She shared this online with other diabetics, and together this community developed a system that got the algorithm to control her insulin pump directly. They called it ‘closing the loop’. They have posted this algorithm online, and anyone can download it for free.
I got hold of it after a fellow diabetic told me about it.
To use it, first you need to be on an insulin pump, rather than use injections. You also need a continuous glucose monitor (CGM), a device with a tiny sensor under the skin. These are available on the NHS. Finally, you need a phone with the app.
The CGM updates your phone app every few minutes and predicts whether your blood sugar is stable or going up or down, and how fast. The algorithm uses this information to increase or decrease the insulin coming from your pump.
The system I use, known as DIY looping and Android Artificial Pancreas System, is incredibly liberating — yet still only a handful of the 400,000 insulin-dependent diabetics in the UK use it, according to The Lancet.

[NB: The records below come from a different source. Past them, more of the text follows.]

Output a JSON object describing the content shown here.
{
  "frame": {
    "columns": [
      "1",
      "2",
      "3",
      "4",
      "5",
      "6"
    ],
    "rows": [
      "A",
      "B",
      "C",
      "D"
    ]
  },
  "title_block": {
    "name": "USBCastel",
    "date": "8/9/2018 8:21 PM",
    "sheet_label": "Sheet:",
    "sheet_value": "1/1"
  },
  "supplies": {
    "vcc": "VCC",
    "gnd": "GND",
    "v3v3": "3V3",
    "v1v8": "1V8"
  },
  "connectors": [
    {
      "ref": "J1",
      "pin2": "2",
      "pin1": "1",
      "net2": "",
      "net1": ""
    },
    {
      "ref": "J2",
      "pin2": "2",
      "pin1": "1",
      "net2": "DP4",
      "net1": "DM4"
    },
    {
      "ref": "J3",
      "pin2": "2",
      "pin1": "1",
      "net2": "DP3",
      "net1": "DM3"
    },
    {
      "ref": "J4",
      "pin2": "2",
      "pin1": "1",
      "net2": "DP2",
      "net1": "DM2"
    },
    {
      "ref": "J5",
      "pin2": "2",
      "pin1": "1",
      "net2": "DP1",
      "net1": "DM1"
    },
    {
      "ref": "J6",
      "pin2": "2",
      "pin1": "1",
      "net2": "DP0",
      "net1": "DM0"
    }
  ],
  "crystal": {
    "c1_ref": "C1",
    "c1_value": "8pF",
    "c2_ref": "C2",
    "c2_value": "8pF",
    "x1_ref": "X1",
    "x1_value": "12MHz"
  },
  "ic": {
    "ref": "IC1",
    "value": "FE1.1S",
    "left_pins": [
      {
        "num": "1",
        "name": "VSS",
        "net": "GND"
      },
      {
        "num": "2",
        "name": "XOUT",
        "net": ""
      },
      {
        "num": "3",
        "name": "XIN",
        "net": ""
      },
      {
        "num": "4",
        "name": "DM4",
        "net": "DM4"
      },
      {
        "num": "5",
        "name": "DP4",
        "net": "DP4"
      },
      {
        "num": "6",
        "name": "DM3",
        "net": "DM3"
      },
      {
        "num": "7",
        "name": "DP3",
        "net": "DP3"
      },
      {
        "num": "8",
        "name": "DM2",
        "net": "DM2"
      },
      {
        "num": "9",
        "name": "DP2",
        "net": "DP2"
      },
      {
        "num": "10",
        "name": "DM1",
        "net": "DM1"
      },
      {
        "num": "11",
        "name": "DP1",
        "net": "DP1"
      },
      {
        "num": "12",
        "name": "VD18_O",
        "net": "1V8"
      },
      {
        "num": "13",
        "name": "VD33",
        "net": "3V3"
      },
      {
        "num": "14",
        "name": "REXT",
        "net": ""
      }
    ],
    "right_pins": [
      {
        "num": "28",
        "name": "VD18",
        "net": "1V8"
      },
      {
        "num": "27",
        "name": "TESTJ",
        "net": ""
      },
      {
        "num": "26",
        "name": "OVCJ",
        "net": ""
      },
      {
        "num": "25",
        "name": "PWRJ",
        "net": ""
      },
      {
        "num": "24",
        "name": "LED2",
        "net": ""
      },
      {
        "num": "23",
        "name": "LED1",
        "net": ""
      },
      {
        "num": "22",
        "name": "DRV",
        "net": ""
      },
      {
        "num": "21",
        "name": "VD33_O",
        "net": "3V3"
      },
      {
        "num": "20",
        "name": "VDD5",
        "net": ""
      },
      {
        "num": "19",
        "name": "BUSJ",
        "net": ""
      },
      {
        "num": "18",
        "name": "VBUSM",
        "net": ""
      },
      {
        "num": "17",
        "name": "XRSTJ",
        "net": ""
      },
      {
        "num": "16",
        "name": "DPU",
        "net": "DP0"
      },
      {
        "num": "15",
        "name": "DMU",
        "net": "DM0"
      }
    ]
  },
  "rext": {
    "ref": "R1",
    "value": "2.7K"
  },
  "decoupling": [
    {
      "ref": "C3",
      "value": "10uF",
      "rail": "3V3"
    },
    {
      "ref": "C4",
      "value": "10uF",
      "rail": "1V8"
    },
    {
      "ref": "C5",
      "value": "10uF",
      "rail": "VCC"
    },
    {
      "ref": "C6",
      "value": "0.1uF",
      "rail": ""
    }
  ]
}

However, this is changing, with commercial versions of the systems in development. The NHS has just launched a closed-loop pilot scheme involving more than 800 diabetes patients, too.
My doctor, Dr Sufyan Hussain, a consultant diabetes specialist and senior lecturer at King’s College London, who has type 1 diabetes himself, has researched the system I use and recently co-authored guidelines for NHS colleagues recommending that they support patients who also want to use it.
It could spell a new dawn for insulin-dependent diabetics.
As Dr Hussain told me: ‘The medical and legal position of do-it-yourself and citizen science approaches have been subject to a lot of debate and uncertainty.
‘Our paper clarifies the position for do-it-yourself artificial pancreas systems in diabetes as a safe and effective treatment.’
Hilary Nathan, policy director of the Juvenile Diabetes Research Foundation, also says DIY looping is ‘clinically acknowledged to be a safe and effective treatment’.
It has changed my life. No roller-coaster highs or lows, no fear of having to grab food or inject insulin to keep myself balanced, no guesswork and no stress. And if there’s an issue, my system alerts me. My hope is that the NHS will grab this and share it with fellow diabetics as soon as possible.
Scientific terms decoded. This week: Cryotherapy
Also known as cold therapy, cryotherapy includes an array of treatments that employ extremely low temperatures.
One of its best known uses involves removing areas of skin such as warts and basal cell carcinomas (a common form of skin cancer). The affected skin is ‘frozen’ with a liquid nitrogen spray for five to ten seconds, which kills off the rogue cells. Some major cancers can also be treated. In prostate cancer, for example, a needle inserts ‘freezing’ gas (in this case, argon) into the prostate to kill cancer cells.
Whole-body cryotherapy, which involves standing in a chamber cooled to less than -100c, is sometimes recommended for certain muscle and joint-related conditions.
The story behind unusual medical discoveries. This week: Roller-coasters can dislodge kidney stones
Kidney stones are a build-up of calcium and other minerals that collect in the kidney, forming a hard mass. They can pass naturally in urine, but larger stones can cause pain and may require surgery.
However, in 2016, research in the Journal of the American Osteopathic Association suggested an unusual solution.
Two urologists from different practices in the U.S. revealed that a number of their patients had reported naturally passing their smaller kidney stones after riding a roller-coaster in Walt Disney World, Florida. Intrigued, the researchers created a see-through artificial kidney containing three kidney stones and took it to Disney World in a backpack, where they rode that same roller-coaster 20 times.
After each ride, the scientists checked the stones. Their findings showed that yes, the powerful force of the roller-coaster could move the stones into a position in which they would more readily pass — especially when sitting in the back seat — leading them to warn those with large kidney stones to avoid roller-coasters just in case.